Some pilots have also complained that they were not given all the relevant information about the differences between the latest anti-stall system, and older models, US media report.
How did the 29 October crash unfold?
The plane was making a one-hour journey to the western city of Pangkal Pinang when it went down.
The jet crashed following a request from the pilot for permission to turn back to the airport minutes after taking off from Jakarta.
Investigators had previously revealed that the plane, on previous flights, had experienced technical problems related to airspeed and altitude readings.
Therefore the "angle-of-attack" sensor, which contributes to those readings, had been changed the day before the crash.
The plane's flight data recorder has been retrieved but authorities are yet to locate the cockpit voice recorder which could provide more information about how the pilots reacted.

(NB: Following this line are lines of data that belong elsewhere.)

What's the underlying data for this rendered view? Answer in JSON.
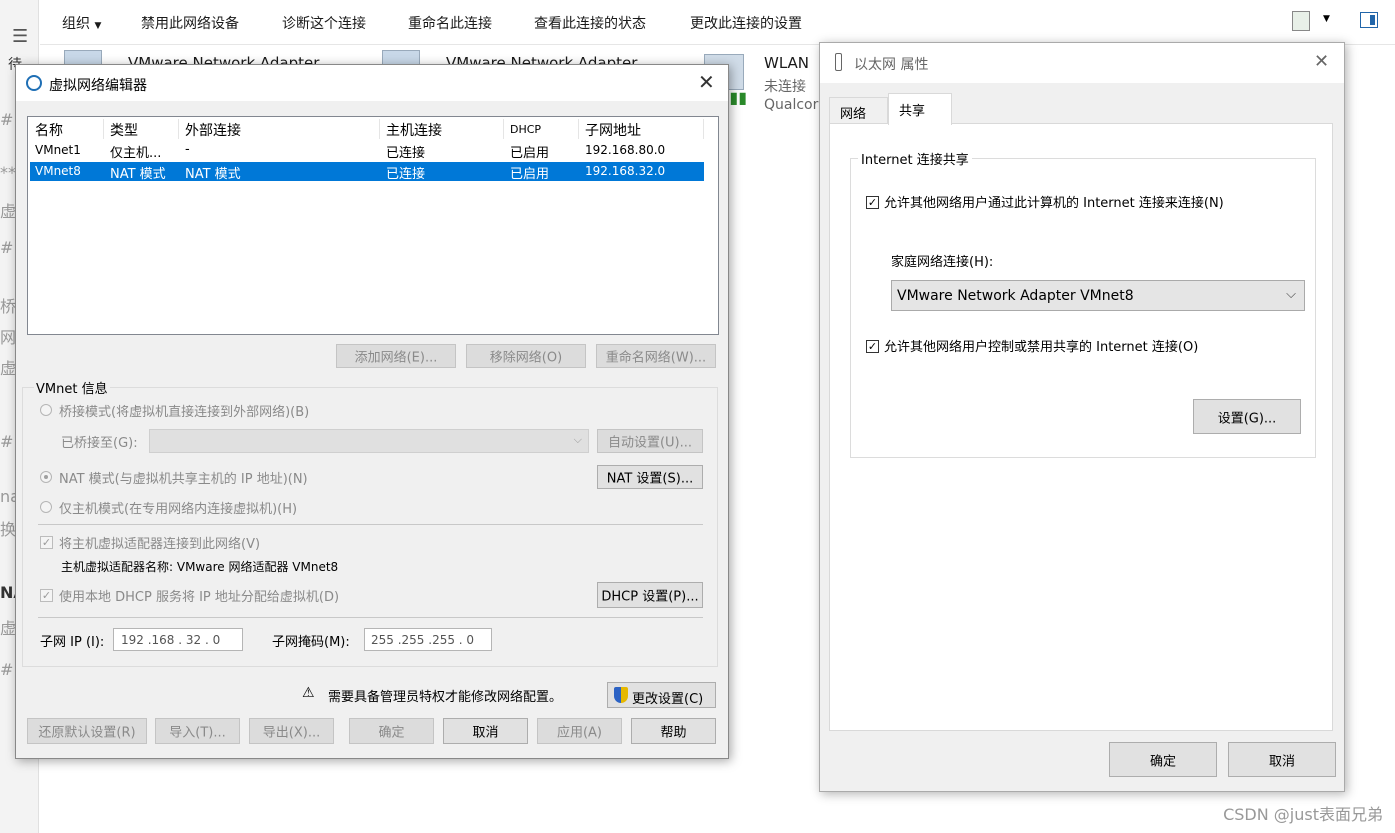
{
  "explorer": {
    "toolbar": {
      "organize": "组织",
      "disable": "禁用此网络设备",
      "diagnose": "诊断这个连接",
      "rename": "重命名此连接",
      "status": "查看此连接的状态",
      "settings": "更改此连接的设置"
    },
    "adapters": [
      {
        "name": "VMware Network Adapter"
      },
      {
        "name": "VMware Network Adapter"
      },
      {
        "name": "WLAN",
        "status": "未连接",
        "device": "Qualcor"
      }
    ]
  },
  "left_strip": {
    "chars": [
      "待",
      "#",
      "**",
      "虚",
      "#",
      "桥",
      "网",
      "虚",
      "#",
      "na",
      "换为",
      "NA",
      "虚",
      "#"
    ]
  },
  "vmware_editor": {
    "title": "虚拟网络编辑器",
    "columns": [
      "名称",
      "类型",
      "外部连接",
      "主机连接",
      "DHCP",
      "子网地址"
    ],
    "rows": [
      {
        "name": "VMnet1",
        "type": "仅主机...",
        "external": "-",
        "host": "已连接",
        "dhcp": "已启用",
        "subnet": "192.168.80.0"
      },
      {
        "name": "VMnet8",
        "type": "NAT 模式",
        "external": "NAT 模式",
        "host": "已连接",
        "dhcp": "已启用",
        "subnet": "192.168.32.0"
      }
    ],
    "buttons": {
      "add": "添加网络(E)...",
      "remove": "移除网络(O)",
      "rename": "重命名网络(W)...",
      "auto": "自动设置(U)...",
      "nat": "NAT 设置(S)...",
      "dhcp": "DHCP 设置(P)...",
      "change": "更改设置(C)",
      "restore": "还原默认设置(R)",
      "import": "导入(T)...",
      "export": "导出(X)...",
      "ok": "确定",
      "cancel": "取消",
      "apply": "应用(A)",
      "help": "帮助"
    },
    "info": {
      "legend": "VMnet 信息",
      "bridge": "桥接模式(将虚拟机直接连接到外部网络)(B)",
      "bridged_to": "已桥接至(G):",
      "nat": "NAT 模式(与虚拟机共享主机的 IP 地址)(N)",
      "host_only": "仅主机模式(在专用网络内连接虚拟机)(H)",
      "connect_adapter": "将主机虚拟适配器连接到此网络(V)",
      "adapter_name": "主机虚拟适配器名称: VMware 网络适配器 VMnet8",
      "use_dhcp": "使用本地 DHCP 服务将 IP 地址分配给虚拟机(D)",
      "subnet_ip_label": "子网 IP (I):",
      "subnet_ip": "192 .168 . 32 . 0",
      "mask_label": "子网掩码(M):",
      "mask": "255 .255 .255 . 0"
    },
    "admin_note": "需要具备管理员特权才能修改网络配置。"
  },
  "ethernet_props": {
    "title": "以太网 属性",
    "tabs": [
      "网络",
      "共享"
    ],
    "group": "Internet 连接共享",
    "allow_share": "允许其他网络用户通过此计算机的 Internet 连接来连接(N)",
    "home_label": "家庭网络连接(H):",
    "home_value": "VMware Network Adapter VMnet8",
    "allow_control": "允许其他网络用户控制或禁用共享的 Internet 连接(O)",
    "settings_btn": "设置(G)...",
    "ok": "确定",
    "cancel": "取消"
  },
  "watermark": "CSDN @just表面兄弟",
  "colors": {
    "selection": "#0078d7",
    "dialog_bg": "#f0f0f0"
  }
}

Victims' families are suing Boeing over alleged faults with the jet's design, focusing on the automated safety feature.
'We want to understand who is responsible'
Rebecca Henschke, BBC Indonesia editor, Jakarta
Rini Soegiyono's sister and brother-in-law were on the flight. After hearing the preliminary findings, she said she had mixed emotions.
"Sad, grieving, mourning, angry and disappointed - these are all the words that describe how I am feeling. But I am trying to be objective and strong."
She, like many grieving families, is mostly frustrated that the search for the remaining passengers has officially ended.
"There are still 64 families who haven't had their loved ones' remains identified and we have had to really push to get Lion Air and the authorities to search again for them. It's not good enough."
They want the airline to fund a search to find the remaining passengers as well as the cockpit voice recorder that hasn't been retrieved. It will be key, she says, to understanding what went wrong.
"We are watching and waiting to understand who is responsible. I know the world is also watching. It's important to know so it will not happen again. We don't want any family to have to go through what we are going through."
Indonesia's air safety record
Budget airline Lion Air has in recent years risen to become a major player in South East Asia's low cost aviation sector.
The airline, which also operates Batik Air and Wings Air, has a dubious safety record, though, and has had more accidents than other airlines in the country.
Overall, Indonesia's aviation safety record has improved a lot since the days when even its national carrier Garuda was blacklisted from European and US airports over safety concerns.